A rare yellow penguin has been photographed for what is believed to be the first time.

Read More Show Less

EcoWatch Daily Newsletter

The Crystal building in London, England is the first building in the world to be awarded an outstanding BREEAM (BRE Environmental Assessment Method) rating and a LEED (Leadership in Energy and Environmental Design) platinum rating. Alphotographic / Getty Images

By Stuart Braun

We spend 90% of our time in the buildings where we live and work, shop and conduct business, in the structures that keep us warm in winter and cool in summer.

But immense energy is required to source and manufacture building materials, to power construction sites, to maintain and renew the built environment. In 2019, building operations and construction activities together accounted for 38% of global energy-related CO2 emissions, the highest level ever recorded.

Read More Show Less

Trending

Houses and wooden debris are shown in flood waters from Hurricane Katrina Sept. 11, 2005 in New Orleans, Louisiana. Jerry Grayson / Helifilms Australia PTY Ltd / Getty Images

By Eric Tate and Christopher Emrich

Disasters stemming from hazards like floods, wildfires, and disease often garner attention because of their extreme conditions and heavy societal impacts. Although the nature of the damage may vary, major disasters are alike in that socially vulnerable populations often experience the worst repercussions. For example, we saw this following Hurricanes Katrina and Harvey, each of which generated widespread physical damage and outsized impacts to low-income and minority survivors.

Read More Show Less
A gray wolf is seen howling outside in winter. Wolfgang Kaehler / Contributor / Getty Images

Wisconsin will end its controversial wolf hunt early after hunters and trappers killed almost 70 percent of the state's quota in the hunt's first 48 hours.
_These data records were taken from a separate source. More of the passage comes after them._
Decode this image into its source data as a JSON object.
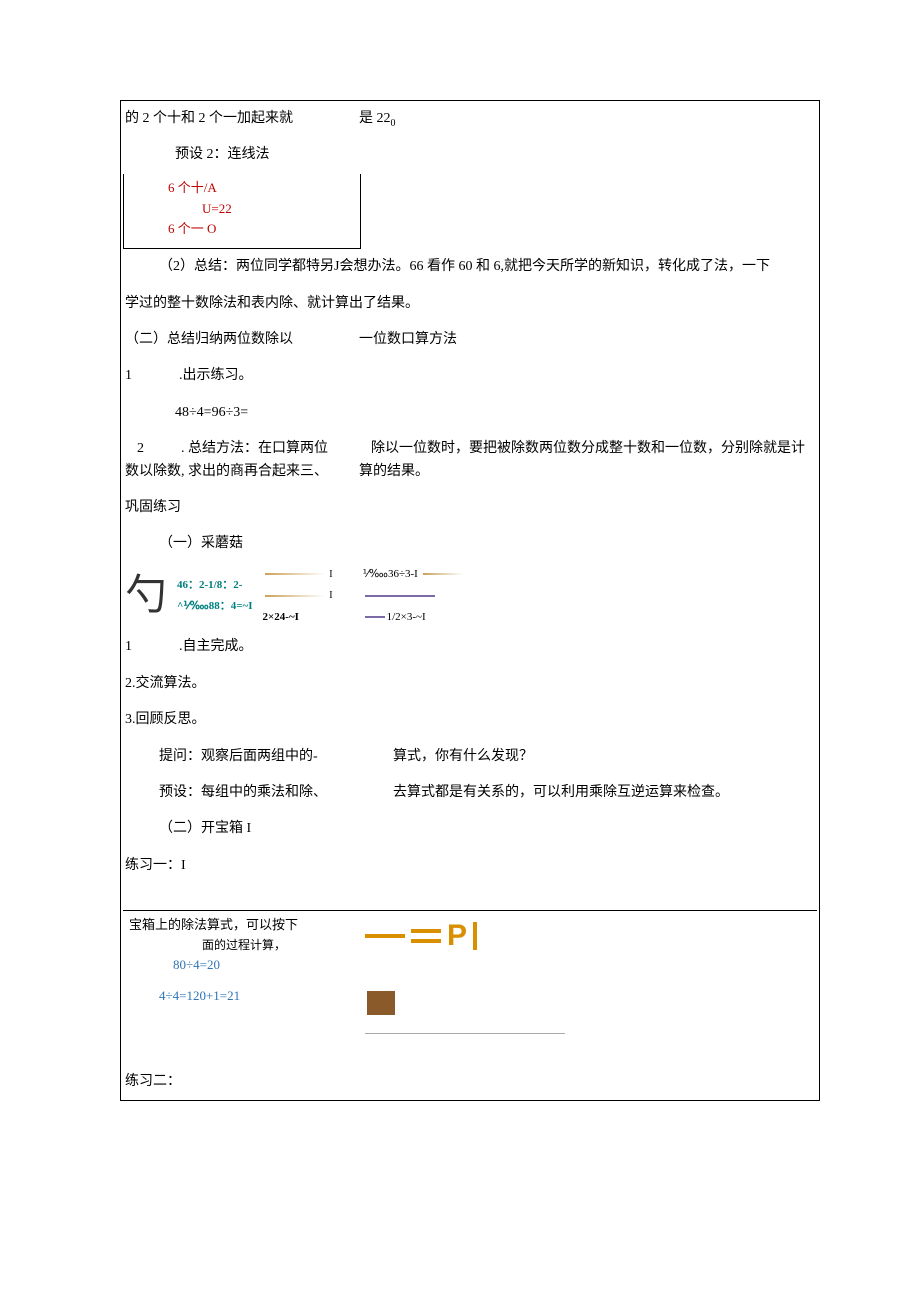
{
  "line1_a": "的 2 个十和 2 个一加起来就",
  "line1_b": "是 22",
  "sub0": "0",
  "preset2": "预设 2：连线法",
  "box1_l1": "6 个十/A",
  "box1_l2": "U=22",
  "box1_l3": "6 个一 O",
  "summary2": "（2）总结：两位同学都特另J会想办法。66 看作 60 和 6,就把今天所学的新知识，转化成了法，一下",
  "summary2b": "学过的整十数除法和表内除、就计算出了结果。",
  "sec2title": "（二）总结归纳两位数除以",
  "sec2title_b": "一位数口算方法",
  "item1": "1",
  "item1_text": ".出示练习。",
  "expr1": "48÷4=96÷3=",
  "item2": "2",
  "item2_text": ". 总结方法：在口算两位",
  "item2_right1": "除以一位数时，要把被除数两位数分成整十数和一位数，分别除就是计",
  "item2_b": "数以除数, 求出的商再合起来三、",
  "item2_right2": "算的结果。",
  "consolidate": "巩固练习",
  "mushroom": "（一）采蘑菇",
  "mush_sym": "勺",
  "mush_a": "46：2-1/8：2-",
  "mush_b": "^⅟‱88：4=~I",
  "mush_c": "2×24-~I",
  "mush_d": "⅟‱36÷3-I",
  "mush_e": "1/2×3-~I",
  "auto1": "1",
  "auto1_text": ".自主完成。",
  "auto2": "2.交流算法。",
  "auto3": "3.回顾反思。",
  "q_left": "提问：观察后面两组中的-",
  "q_right": "算式，你有什么发现？",
  "p_left": "预设：每组中的乘法和除、",
  "p_right": "去算式都是有关系的，可以利用乘除互逆运算来检查。",
  "box2_title": "（二）开宝箱 I",
  "ex1": "练习一：I",
  "ex1_box_a": "宝箱上的除法算式，可以按下",
  "ex1_box_a2": "面的过程计算，",
  "ex1_box_b": "80÷4=20",
  "ex1_box_c": "4÷4=120+1=21",
  "ex2": "练习二："
}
Read More Show Less
Tom Vilsack speaks on December 11, 2020 in Wilmington, Delaware after being nominated to be Agriculture Secretary by U.S. President Joe Biden. Jim Watson / AFP / Getty Images

By Jessica Corbett

Sen. Bernie Sanders on Tuesday was the lone progressive to vote against Tom Vilsack reprising his role as secretary of agriculture, citing concerns that progressive advocacy groups have been raising since even before President Joe Biden officially nominated the former Obama administration appointee.

Read More Show Less